Our protagonist is Jeff (Teller). We’re privy to his flashbacks, which heavily feature a drunken and fiery car wreck. There’s a scene in which he sits across from Heather (Tess Haubrich) in the experiment-o-lab. They’re asked to assess each other’s physical attractiveness. When they don’t say much, they get a dose of Verbaluce, and thus flow the superlatives. Then they get some Luvactin, which is followed by an instance of wild coitus. When Steve dials down the juice, his subjects cease their postcoital spooning and, feeling awkward and embarrassed, quickly get dressed. Jeff has a less fleeting, more authentic interest in fellow inmate Lizzy (Smollett), who’s a helluva cook and reciprocates some of his emotional affection, a situation that doesn’t at all seem ripe for exploitation by glib, amoral shitheads like, oh, say, Steve, right?
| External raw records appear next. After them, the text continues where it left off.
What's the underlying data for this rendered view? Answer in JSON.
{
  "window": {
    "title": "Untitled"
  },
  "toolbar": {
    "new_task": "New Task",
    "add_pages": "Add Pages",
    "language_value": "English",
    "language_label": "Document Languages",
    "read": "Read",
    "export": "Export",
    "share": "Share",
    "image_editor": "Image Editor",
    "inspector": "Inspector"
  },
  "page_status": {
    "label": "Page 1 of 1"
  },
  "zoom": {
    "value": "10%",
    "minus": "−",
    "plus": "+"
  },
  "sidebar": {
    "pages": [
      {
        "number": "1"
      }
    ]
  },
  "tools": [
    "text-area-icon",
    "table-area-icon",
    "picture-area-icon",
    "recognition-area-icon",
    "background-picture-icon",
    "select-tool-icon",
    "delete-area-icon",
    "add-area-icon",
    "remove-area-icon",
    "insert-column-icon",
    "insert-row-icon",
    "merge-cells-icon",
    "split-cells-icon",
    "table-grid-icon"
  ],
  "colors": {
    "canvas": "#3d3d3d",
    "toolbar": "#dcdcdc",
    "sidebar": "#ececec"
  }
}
There’s two interesting hitches in this scenario. One, the experimentees can’t participate in Steve’s crazy scientist shit without consenting first. And two, same goes for some strange psychological game Steve sets up where he sets up two inmates Jeff once Luvactin’d real hard, and tells Jeff to choose which one gets a drug called Darkenfloxx. Jeff would rather nobody ever get Darkenfloxx, because he had it once and it really floxxes with you, putting you in an unholy traumatic state that’s a white-hot blend of pain, despair and rage. Why anyone would concoct such a drug is beyond me, but hey, I guess that’s why I’m not a scientist and just a film critic who’s about to kick this one in the ribs.
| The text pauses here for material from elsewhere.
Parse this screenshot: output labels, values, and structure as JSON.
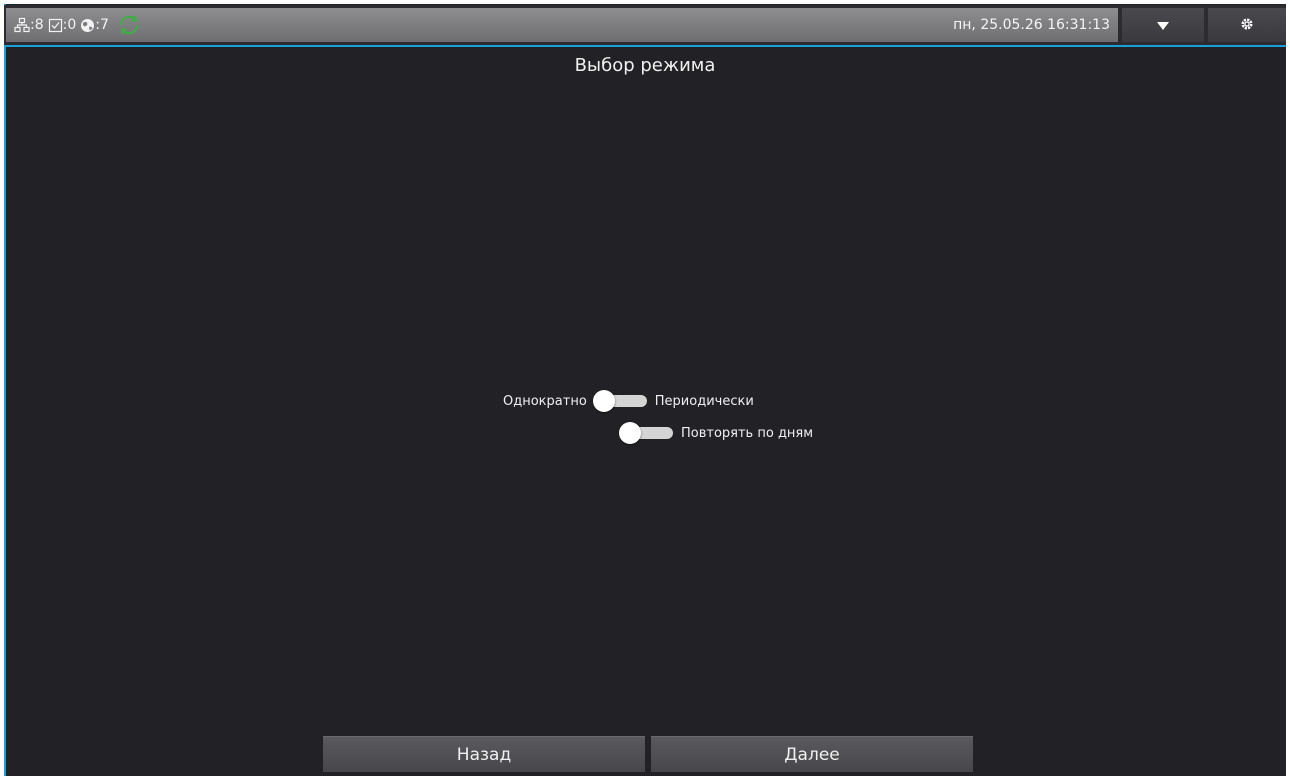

Oh, one more thing: Don’t bump the spine-box on the door jamb or anything if you don’t want your body to be flooded with enough of the ’floxx to make you go insane or Hulk out or whatever. You’d think that scientists in a state-of-the-art futuro-facility testing hyper-experimental drugs would have a failsafe on their thingamajigs, or gear that isn’t so susceptible to rudimentary accidental physical contact, but every Movie Plot needs its convenient Plot Hole, or else someone would have to come up with a clever idea to generate conflict instead of just being a monkey smashing a big dumb red button on the Screenplay-o-Matic.
Yet there’s something to Spiderhead, conceptually – it has a bunch of Philip K. Dick Lite ideas rattling around in its bucketheaded screenplay, most compellingly, the tangling of ethical concerns within scientific and punitive contexts. But Jeff’s psychological river runs shallow, and only the twittiest of twits wouldn’t suspect a smug and smarmy chode like Steve of nefarious scheming. He has a dozen arrows pointing at him saying VILLAIN – I mean, look at his concrete lair, and his nasty little concoctions, and his khaki floods with no socks, and propensity for buttery yacht rock, and he’s always smiling, a smile that you trust as far as a mouse fart will blow you across the room. It takes the film 90 minutes to crack open a philosophical walnut, which it quickly feeds to the nearest squirrel so it can undermine the seriousness of its implications by wrapping everything up with a loud, violent, quasi-comic conclusion riddled with grade-school-level irony and goofy soundtrack cues. I deep-sigh in this movie’s general direction.